The above discussion illustrates that other remedies should always be considered before seeking a finding of contempt since a finding of contempt may require a substantial motion practice and, most likely, a hearing.  Thus, contempt motions should not be brought unless all other remedies were exhausted or, alternatively, if nonpayment of child support, a willful violation petition should be filed in Family Court.

Constructive Emancipation and the Child’s Conduct

I have previously written about constructive emancipation issue and also addresses some of the applicable law in another post.  Generally, a child can become emancipated through his actions when the child either refuses to have contact with the parent or voluntarily abandon’s parent’s home. However, what happens when a child engages in abusive conduct directed toward the non-residential parent?

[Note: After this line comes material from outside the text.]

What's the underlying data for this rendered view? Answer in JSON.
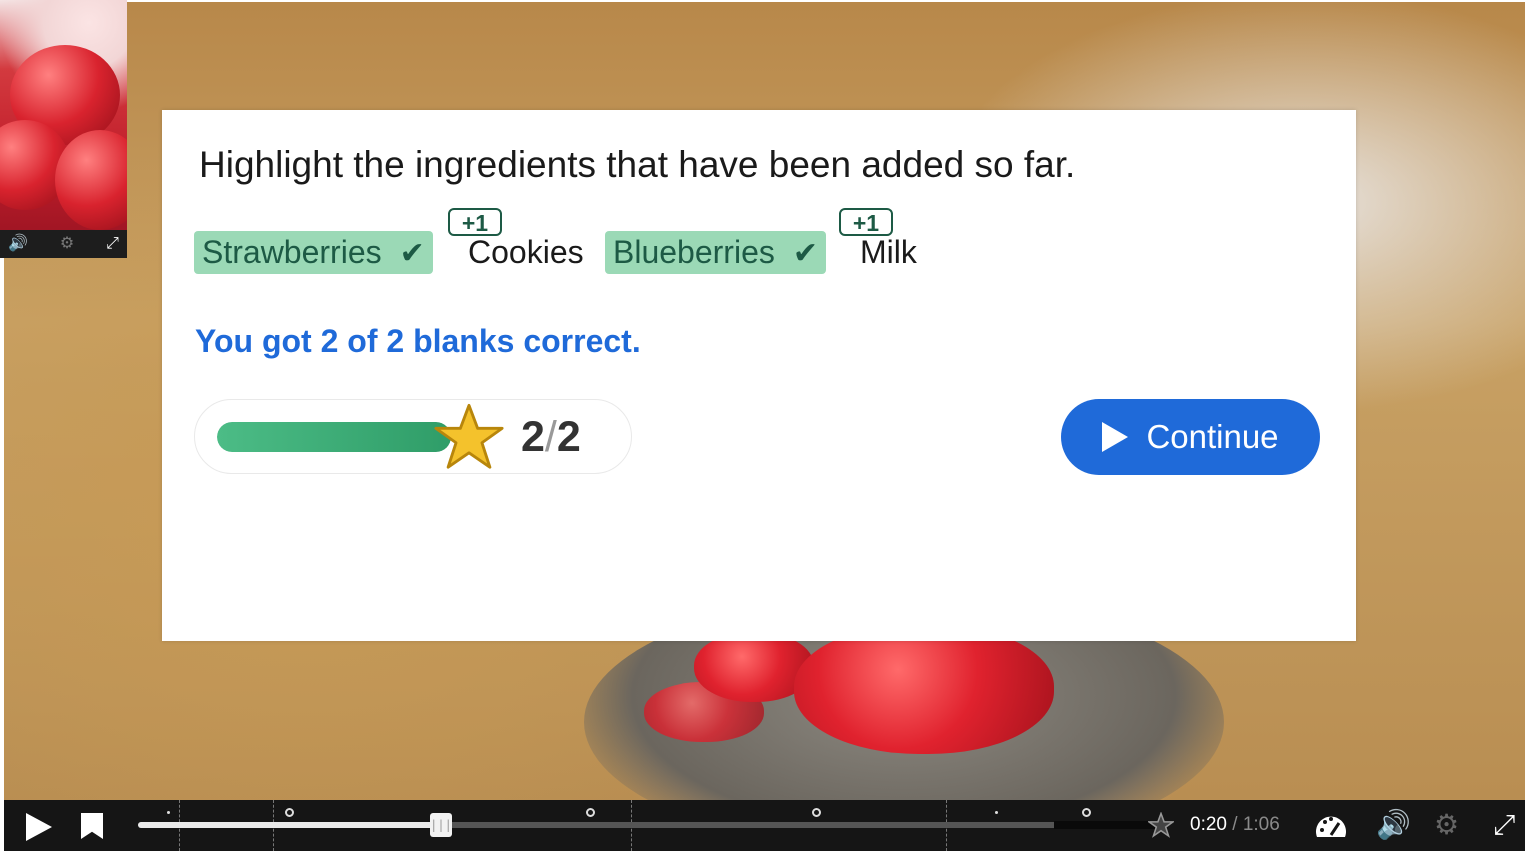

In a recent decision, Cornell v. Cornell, 2015 NY Slip Op 25030 (Sup. Ct. Monroe Co. 2015), the court held that where a child’s conduct directed at the parent is abusive and inappropriate, the court can construe such conduct as abandonment. In Cornell, the evidence presented to the court established that the child engaged in communications that established “a substantial hatred and/or disrespect for the mother”. In the court’s view,

a child who utters such terms about their parent cannot realistically expect this court to ignore such conduct and order the maligned parent to pay any form of support for the child. A child over the age of 18, seeking reimbursement for college expenses, cannot use such language toward a parent and then, either directly or through his other parent, seek child support, and/or payment of college expenses. No one should be permitted to refer to their mother in such fashion, and then, without recanting or asking for forgiveness, seek the court’s assistance to have that person support their future life. This court will not condone such actions by an unworthy son.

Thus, the court emancipated the child and the mother was no longer obligated to contribute toward support of the child or pay a portion of his college expenses.

This decision is particularly interesting because of the court’s emphasis on the child’s negative conduct directed at the mother. The court also mentioned that the child refused subsequent contact with the mother. While refusal to have contact is significant, according to the controlling cases, the court also has to analyze the parent’s efforts to reestablish contact with the child. Unfortunately in Cornell, the court did not discuss what specific actions the mother undertook to reestablish contact with the child.

Ultimately, I think that the court has reached result.  It will be interesting to see if this decision will be appealed and what the Appellate Division’s decision will be.